Adam Moody’s review:
After the atrocious first sequel, Freddy's Revenge (1985), Wes Craven returns as a strong creative influence - co-writing the script - and what results is the best film yet in the series. Yes, I said it, this one surpasses the original. Director Chuck Russell returns the sense of comprehensive balance (meaning Freddy can't just appear out of thin air whenever he wants), and thriving from the traditionally dazzling dream sequences. But what the original lacked that is present here is a smart plot outside of the visually stunning dream world.
Heather Langenkamp returns as Nancy Thompson, now a graduate psychologist who returns to her hometown to work in the local hospital. There she learns that Freddy Krueger continues to terrorize the last remaining children of Elm Street. Now with a justifiably campy setting, the strength of the concept immediately strengthens. An added bonus is that we are actually able to sympathize and even relate to the young kids being tormented. Including Patricia Arquette in her major film debut, she plays Kristen Parker, one of the young victims who possess the ability to bring others into her dreams.
This also marks the first time Robert Englund is able to truly shine as sadistically charming Freddy Krueger. He has always been memorable, but before he was often limited to being a lurching maniac with few moments to himself. Here he is given nice screen time and more freedom to steal scenes, a fitting arrangement for the main attraction.
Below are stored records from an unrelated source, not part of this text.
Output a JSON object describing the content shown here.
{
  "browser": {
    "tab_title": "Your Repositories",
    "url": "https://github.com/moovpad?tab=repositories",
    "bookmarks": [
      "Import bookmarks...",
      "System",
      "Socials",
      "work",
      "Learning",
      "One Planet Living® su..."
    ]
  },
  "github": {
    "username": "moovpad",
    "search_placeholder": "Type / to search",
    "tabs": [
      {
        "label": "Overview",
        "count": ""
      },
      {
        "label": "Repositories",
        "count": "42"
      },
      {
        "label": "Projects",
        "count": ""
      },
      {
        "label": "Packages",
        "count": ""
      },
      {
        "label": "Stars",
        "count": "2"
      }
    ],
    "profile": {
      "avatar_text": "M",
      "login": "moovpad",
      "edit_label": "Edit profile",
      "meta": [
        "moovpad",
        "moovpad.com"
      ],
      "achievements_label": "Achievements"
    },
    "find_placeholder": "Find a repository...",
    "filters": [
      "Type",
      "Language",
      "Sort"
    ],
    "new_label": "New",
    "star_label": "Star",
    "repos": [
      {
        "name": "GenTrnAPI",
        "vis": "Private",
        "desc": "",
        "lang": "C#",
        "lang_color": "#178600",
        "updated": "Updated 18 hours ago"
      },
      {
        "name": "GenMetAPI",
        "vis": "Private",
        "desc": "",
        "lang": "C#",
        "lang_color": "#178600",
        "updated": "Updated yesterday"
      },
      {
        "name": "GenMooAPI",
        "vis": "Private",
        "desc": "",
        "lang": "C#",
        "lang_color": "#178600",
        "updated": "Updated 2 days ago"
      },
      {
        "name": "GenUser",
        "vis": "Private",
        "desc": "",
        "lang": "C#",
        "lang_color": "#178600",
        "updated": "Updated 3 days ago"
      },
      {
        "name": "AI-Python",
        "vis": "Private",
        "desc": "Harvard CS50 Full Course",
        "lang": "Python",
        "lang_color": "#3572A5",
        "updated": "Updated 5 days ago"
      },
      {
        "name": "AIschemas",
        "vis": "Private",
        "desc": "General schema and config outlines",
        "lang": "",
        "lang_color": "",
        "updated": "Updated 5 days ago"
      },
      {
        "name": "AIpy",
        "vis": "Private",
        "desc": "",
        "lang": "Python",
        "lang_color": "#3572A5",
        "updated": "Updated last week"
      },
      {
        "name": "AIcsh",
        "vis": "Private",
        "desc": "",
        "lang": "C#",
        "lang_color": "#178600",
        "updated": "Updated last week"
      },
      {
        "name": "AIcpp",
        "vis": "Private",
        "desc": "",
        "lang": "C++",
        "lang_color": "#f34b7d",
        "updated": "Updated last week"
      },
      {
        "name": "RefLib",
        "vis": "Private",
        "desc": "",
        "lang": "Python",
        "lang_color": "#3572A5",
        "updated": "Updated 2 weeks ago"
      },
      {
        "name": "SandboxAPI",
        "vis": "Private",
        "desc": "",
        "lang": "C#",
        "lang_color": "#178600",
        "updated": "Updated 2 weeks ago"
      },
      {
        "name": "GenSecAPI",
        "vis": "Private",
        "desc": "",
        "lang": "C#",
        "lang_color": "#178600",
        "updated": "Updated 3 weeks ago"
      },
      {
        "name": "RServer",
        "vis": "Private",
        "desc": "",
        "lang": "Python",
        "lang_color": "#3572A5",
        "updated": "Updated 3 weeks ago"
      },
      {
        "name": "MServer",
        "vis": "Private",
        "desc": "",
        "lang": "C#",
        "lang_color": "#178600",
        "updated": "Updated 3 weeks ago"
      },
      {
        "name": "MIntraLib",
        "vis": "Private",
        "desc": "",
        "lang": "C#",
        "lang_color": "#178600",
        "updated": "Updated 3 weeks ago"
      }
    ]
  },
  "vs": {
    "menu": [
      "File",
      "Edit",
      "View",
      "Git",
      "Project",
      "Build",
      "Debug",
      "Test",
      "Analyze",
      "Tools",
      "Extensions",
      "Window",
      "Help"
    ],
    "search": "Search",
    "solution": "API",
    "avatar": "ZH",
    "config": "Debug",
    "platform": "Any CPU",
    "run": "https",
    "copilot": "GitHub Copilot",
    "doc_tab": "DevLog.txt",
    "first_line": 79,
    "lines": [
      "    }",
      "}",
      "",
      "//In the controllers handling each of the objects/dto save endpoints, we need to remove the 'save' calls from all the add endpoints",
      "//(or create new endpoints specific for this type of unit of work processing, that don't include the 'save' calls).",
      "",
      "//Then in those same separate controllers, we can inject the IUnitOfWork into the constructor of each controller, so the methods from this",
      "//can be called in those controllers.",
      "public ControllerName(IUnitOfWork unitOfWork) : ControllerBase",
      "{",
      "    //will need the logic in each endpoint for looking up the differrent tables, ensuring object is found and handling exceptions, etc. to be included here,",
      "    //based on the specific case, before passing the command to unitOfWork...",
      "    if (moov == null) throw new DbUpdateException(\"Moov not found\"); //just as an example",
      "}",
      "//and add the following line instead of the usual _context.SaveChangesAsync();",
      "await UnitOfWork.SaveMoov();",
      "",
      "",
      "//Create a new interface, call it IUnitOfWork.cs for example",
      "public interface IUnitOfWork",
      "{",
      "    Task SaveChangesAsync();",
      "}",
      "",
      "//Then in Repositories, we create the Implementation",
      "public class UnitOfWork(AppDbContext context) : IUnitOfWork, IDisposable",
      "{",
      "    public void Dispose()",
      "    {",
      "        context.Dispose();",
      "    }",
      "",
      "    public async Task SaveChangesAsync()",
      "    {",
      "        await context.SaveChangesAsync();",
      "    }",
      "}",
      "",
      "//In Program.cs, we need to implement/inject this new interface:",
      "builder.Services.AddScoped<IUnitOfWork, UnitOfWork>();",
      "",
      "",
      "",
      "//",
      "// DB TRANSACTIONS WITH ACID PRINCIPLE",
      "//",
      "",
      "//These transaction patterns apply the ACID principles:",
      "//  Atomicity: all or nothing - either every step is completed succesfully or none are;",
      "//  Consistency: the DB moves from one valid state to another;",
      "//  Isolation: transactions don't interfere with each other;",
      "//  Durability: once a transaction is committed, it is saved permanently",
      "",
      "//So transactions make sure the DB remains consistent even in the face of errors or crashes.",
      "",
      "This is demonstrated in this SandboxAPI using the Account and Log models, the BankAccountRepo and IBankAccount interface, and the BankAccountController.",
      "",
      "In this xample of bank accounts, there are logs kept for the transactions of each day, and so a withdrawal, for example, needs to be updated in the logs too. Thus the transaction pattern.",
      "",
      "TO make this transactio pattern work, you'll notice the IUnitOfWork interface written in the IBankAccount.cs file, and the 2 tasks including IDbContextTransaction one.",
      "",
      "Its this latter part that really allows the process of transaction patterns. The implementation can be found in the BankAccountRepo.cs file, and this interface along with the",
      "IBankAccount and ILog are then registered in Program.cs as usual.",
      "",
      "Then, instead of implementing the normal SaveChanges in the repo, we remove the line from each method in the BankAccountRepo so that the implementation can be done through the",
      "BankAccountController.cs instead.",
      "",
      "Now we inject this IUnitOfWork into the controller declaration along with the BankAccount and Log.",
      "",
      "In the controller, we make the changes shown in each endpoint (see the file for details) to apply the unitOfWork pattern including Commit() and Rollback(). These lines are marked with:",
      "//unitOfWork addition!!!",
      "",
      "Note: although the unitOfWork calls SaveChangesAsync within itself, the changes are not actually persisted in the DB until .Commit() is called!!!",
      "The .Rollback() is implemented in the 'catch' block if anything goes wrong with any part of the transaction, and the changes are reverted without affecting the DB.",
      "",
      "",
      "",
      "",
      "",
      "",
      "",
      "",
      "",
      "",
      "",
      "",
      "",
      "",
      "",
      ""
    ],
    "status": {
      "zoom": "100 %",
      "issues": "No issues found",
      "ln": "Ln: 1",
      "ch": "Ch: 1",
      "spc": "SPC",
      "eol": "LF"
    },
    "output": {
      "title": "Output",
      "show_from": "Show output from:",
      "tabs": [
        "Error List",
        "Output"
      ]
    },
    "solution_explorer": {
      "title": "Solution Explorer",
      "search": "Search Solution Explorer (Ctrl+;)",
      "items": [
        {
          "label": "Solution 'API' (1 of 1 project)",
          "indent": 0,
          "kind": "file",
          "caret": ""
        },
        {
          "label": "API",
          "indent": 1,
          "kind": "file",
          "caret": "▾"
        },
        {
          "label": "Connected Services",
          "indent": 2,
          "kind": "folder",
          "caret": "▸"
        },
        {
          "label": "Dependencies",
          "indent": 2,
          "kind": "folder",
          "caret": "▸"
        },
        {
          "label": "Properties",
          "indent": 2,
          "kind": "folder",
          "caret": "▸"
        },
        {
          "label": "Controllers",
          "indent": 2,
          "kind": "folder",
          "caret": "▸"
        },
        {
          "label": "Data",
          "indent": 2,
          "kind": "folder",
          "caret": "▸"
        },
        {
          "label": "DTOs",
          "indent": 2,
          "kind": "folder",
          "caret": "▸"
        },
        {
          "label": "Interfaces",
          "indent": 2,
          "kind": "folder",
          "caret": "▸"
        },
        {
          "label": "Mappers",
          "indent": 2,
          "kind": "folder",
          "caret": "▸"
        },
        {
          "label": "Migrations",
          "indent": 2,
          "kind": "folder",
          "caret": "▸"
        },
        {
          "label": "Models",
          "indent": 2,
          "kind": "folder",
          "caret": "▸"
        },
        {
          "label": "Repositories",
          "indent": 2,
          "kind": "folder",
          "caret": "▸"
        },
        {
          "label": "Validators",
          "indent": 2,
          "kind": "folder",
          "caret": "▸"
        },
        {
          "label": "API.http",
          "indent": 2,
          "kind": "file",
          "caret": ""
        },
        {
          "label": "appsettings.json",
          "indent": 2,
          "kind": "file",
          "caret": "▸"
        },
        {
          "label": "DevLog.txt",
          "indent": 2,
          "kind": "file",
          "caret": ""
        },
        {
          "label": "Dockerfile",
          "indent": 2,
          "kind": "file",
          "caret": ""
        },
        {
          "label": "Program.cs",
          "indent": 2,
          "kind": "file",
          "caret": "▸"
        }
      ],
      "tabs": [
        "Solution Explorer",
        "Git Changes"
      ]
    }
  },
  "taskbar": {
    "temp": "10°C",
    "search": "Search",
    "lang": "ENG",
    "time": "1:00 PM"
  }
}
Although, it all comes down to substance. This is the first time I felt like there were layers to the story, the origin or Freddy's character is finally explored and the true effects of his power are finally acknowledged. Chuck Russell does splendid work with the visual qualities Craven so splendidly mapped out. Butt Craven's to the creative spectrum brings that much needed flair to the story, and with that comes unexpected moments of magic.